Posted By: March 01, 2017

Irish News Editorial. Belfast. Wednesday, March 1, 2017

Tomorrow voters go to the polls in one of the more unpredictable elections of recent times.

The reality is it is an election that none of the parties really wanted, and certainly, none had planned for, coming just ten months after the last assembly poll.

Last May it was all fairly predictable in terms of the likely share of the vote and even the anticipated progress of the executive programme which promised a new era of cooperation and joined-up government following the Fresh Start agreement.

As we now know, all was far from well behind the scenes with the Renewable Heat Incentive scandal bringing hidden tensions to the surface and eventually driving a wedge between Sinn Féin and the DUP.

This is an unusual election for Northern Ireland in that it has been dominated by an issue that is all about political judgment and financial competence.

Of course, there are other issues at play, but it is public disenchantment over the RHI fiasco that could prove decisive in this poll.

There is undoubtedly widespread anger at how politics has been conducted at Stormont which may make some people change how they normally vote.

But there is also a danger that the electorate is so fed up with politicians that they choose to stay at home, which would be deeply regrettable.

The ballot box is the best way to send out a message to our politicians. Failing to vote simply lets them off the hook.

In last May’s assembly election, the turnout was 54.9 percent. Almost half the voting population did not exercise their franchise.

We have seen some dramatic results in recent polls, in the Brexit referendum and the US presidential election.

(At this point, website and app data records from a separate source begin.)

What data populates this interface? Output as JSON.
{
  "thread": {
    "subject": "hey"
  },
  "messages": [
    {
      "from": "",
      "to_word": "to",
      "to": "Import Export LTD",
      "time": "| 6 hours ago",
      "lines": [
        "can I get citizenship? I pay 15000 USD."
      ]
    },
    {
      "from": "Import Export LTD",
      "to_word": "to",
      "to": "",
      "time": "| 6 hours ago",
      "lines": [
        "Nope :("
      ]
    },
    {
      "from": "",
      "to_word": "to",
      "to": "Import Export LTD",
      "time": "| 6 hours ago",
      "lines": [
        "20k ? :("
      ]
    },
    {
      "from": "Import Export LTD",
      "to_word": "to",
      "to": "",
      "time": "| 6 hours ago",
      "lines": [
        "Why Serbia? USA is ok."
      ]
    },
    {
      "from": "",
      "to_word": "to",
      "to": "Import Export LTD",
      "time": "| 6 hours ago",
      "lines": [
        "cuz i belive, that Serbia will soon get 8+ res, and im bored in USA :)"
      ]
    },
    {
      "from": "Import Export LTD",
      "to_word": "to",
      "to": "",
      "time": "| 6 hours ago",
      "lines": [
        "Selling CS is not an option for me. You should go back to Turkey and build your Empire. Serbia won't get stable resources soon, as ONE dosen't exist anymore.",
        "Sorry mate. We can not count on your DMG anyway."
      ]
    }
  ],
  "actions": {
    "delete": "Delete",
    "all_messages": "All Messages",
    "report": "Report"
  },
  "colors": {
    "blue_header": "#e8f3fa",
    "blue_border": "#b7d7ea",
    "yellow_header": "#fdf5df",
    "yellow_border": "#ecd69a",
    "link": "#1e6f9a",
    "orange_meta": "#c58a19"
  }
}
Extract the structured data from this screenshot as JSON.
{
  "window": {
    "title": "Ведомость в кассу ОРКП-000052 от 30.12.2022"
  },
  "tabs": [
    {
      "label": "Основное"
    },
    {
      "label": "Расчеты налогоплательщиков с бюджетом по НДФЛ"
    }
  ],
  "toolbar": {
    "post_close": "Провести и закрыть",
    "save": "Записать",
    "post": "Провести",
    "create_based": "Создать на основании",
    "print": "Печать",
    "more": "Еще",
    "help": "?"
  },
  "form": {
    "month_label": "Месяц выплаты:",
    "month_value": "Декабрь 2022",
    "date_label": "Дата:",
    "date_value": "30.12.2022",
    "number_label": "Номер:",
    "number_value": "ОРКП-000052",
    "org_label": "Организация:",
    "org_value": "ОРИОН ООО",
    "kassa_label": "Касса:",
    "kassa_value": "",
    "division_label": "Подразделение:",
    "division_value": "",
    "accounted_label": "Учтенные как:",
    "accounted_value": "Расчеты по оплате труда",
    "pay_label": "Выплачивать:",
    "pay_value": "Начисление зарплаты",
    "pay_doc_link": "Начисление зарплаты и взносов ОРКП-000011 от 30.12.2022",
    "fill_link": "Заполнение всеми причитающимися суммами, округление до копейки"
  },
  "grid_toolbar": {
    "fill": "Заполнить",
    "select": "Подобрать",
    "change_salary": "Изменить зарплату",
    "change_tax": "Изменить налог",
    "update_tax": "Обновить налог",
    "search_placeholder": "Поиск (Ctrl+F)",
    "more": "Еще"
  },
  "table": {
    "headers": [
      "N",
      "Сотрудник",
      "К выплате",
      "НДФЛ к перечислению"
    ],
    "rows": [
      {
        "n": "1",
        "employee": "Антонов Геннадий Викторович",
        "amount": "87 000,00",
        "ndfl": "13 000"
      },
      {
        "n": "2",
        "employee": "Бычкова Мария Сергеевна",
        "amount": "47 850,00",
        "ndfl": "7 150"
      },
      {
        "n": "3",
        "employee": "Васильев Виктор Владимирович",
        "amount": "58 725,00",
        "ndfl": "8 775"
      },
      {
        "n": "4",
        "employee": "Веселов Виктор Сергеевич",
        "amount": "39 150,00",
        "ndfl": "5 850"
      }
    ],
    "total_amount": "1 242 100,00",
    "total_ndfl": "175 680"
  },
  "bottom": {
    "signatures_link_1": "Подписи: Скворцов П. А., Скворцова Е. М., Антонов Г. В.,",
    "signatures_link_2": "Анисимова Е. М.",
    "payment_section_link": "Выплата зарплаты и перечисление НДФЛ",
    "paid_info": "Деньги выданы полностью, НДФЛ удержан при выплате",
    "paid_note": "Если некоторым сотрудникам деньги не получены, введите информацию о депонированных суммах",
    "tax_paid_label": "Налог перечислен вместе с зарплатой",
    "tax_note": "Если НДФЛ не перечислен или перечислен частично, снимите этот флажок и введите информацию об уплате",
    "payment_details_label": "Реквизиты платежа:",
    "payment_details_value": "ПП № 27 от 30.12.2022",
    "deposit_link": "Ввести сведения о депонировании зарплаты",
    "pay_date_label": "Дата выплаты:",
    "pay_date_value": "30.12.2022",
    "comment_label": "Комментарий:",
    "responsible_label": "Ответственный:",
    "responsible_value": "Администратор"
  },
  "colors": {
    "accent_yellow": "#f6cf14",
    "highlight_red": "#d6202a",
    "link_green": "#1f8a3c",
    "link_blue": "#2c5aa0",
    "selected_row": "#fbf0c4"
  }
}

We do not tell people how to vote but encourage them to use their democratic right.

If people do not vote they have no right to complain about the outcome.